Thursday, 18 August 2016

Reduction Print Inspiration

I've looked at a few examples of reduction prints in preparation for developing my own design for Assignment 3 OCA Introduction to Printmaking. My original plan was to take a simple subject, a still life of some description, and try to create a clear form with accurate shadows and contours, like I did with my shell print in assignment 2. However, the prints I found of simple still life compositions do not create traditional forms in this way, yet they still make visual sense and have extremely high impact.

The most striking and well known of these is Still Life Under the Lamp, Picasso, 1962:

In this print there is striking contrast between the areas that are lit by the lamp, and those that aren't. The shadows on the apples are stark but do create a sense of form despite their simplicity. It is a very busy design. It has two areas of focus, the bulb and the glass. Many of the lines radiate from the bulb giving it emphasis as well as the white in the bulb. However, the larger area of white in the glass competes with this. I also wonder about the order of printing, which was first red or green? While I admire the technical skill and inventive approach to a simple subject, I am looking for a simpler aesthetic for my design, however I am very interested in the simple form of those apples.

This print is also at the British museum, but there is no image on line, Jacqueline Lisant, 1964

In a more traditional composition Picasso has used a comb to make interesting textures to create the shading then a separate block for the dark lines. I can imagine the comb lines being made quite freely, and love the looseness of this, the softness created by this texture is so different to the stark lines traditionally cut into lino. These highlights and shadows give a sense of form in a completely different way.

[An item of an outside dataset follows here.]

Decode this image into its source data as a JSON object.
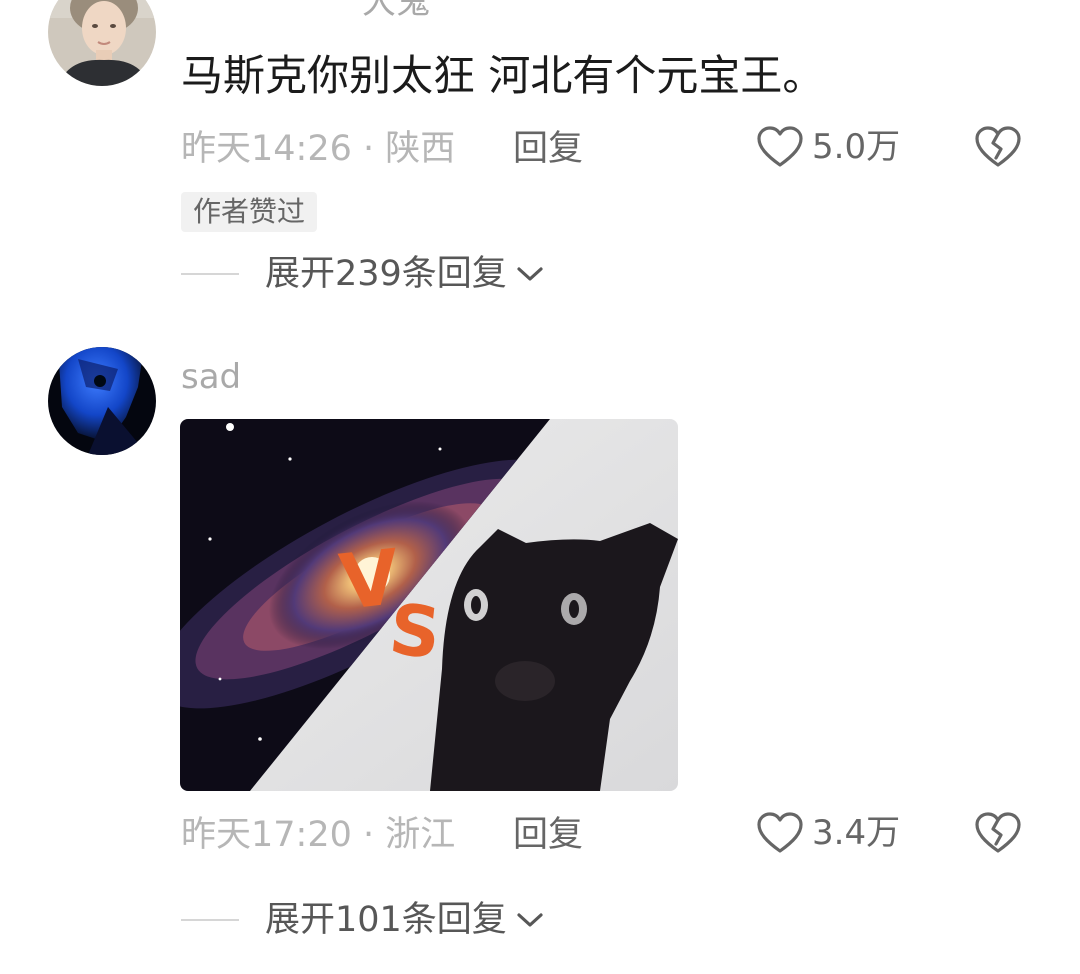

I have an exhibition catalogue, from 1990 of Picasso Linocuts containing these and many other prints, in the foreword it attributes the 'revolutionary method' of reduction linocut as an evolution of technique pioneered by Picasso. I cant help thinking though that surely for as long as people have been carving print blocks from any kind of material some form of reduction printing would have taken place, although it may not have been called this. The book goes on to say 'this required amazing forethought and an overall conception of the image as a whole, prior to printing' (Rossi). This is a statement I do agree with, and one I experienced with my multi block print for the last assignment.

Another artist I have looked at is Patrick Caulfield, these striking screenprints have simple compositions which make a big impact. I want to do a still life and notice how these images use simple composition rules such as the rule of thirds, and careful use of colour to create emphasis, and would  mostly work as reduction prints. Despite the flat colour and absence of shadows they still look like 3d objects, has the subtle use of perspective achieved this? Is this because the objects are so familiar, I am seeing form without it being represented? The Coloured Still Life, below, leads me to wonder what are the minimum elements of a still life that create form? I've started doing some designing and will try some pared down versions in response to this.

This print also uses layering to great effect, but this one would not work as a reduction. The shadows here create depth, even with such a small colour palette and little detail this image feels like leaves above the ground. I think the use of colour is important here, I know leaves are green and shadows are more likely to be a cool blue, so the image makes sense and the layers achieve depth.

No comments:

Post a Comment